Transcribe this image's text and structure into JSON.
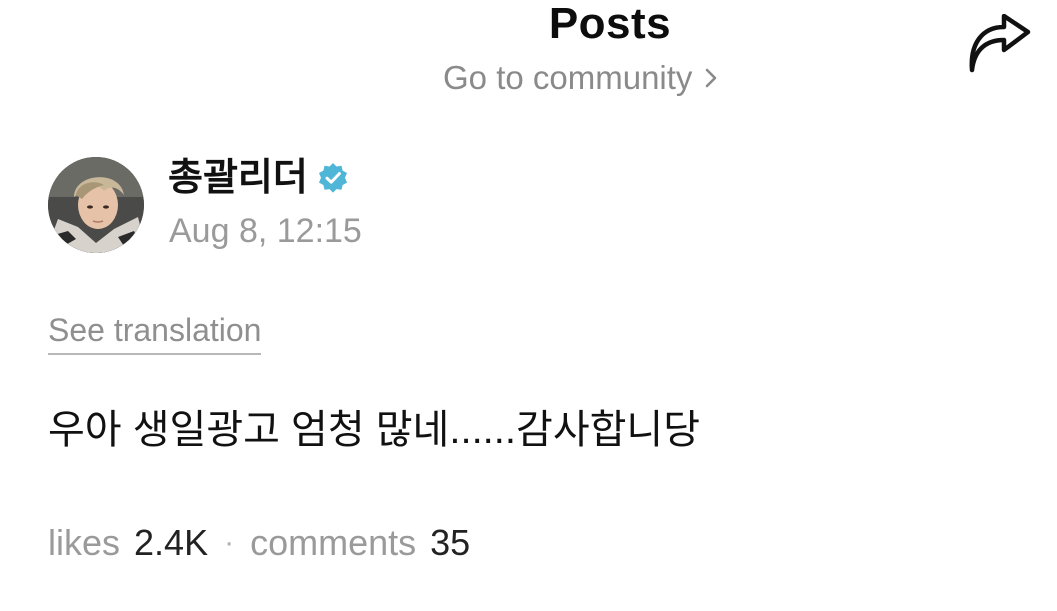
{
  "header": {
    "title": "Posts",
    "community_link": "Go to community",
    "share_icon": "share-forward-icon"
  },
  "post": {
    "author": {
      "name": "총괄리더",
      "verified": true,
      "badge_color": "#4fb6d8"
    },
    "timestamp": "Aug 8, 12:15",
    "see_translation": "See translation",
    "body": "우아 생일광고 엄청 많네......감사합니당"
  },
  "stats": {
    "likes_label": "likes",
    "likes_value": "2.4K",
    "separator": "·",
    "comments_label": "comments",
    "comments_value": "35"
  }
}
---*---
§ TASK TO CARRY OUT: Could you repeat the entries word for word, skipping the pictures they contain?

§ EXERCISE RESULT:
Transcribe this image's text and structure into JSON.
{
  "header": {
    "title": "Posts",
    "community_link": "Go to community",
    "share_icon": "share-forward-icon"
  },
  "post": {
    "author": {
      "name": "총괄리더",
      "verified": true,
      "badge_color": "#4fb6d8"
    },
    "timestamp": "Aug 8, 12:15",
    "see_translation": "See translation",
    "body": "우아 생일광고 엄청 많네......감사합니당"
  },
  "stats": {
    "likes_label": "likes",
    "likes_value": "2.4K",
    "separator": "·",
    "comments_label": "comments",
    "comments_value": "35"
  }
}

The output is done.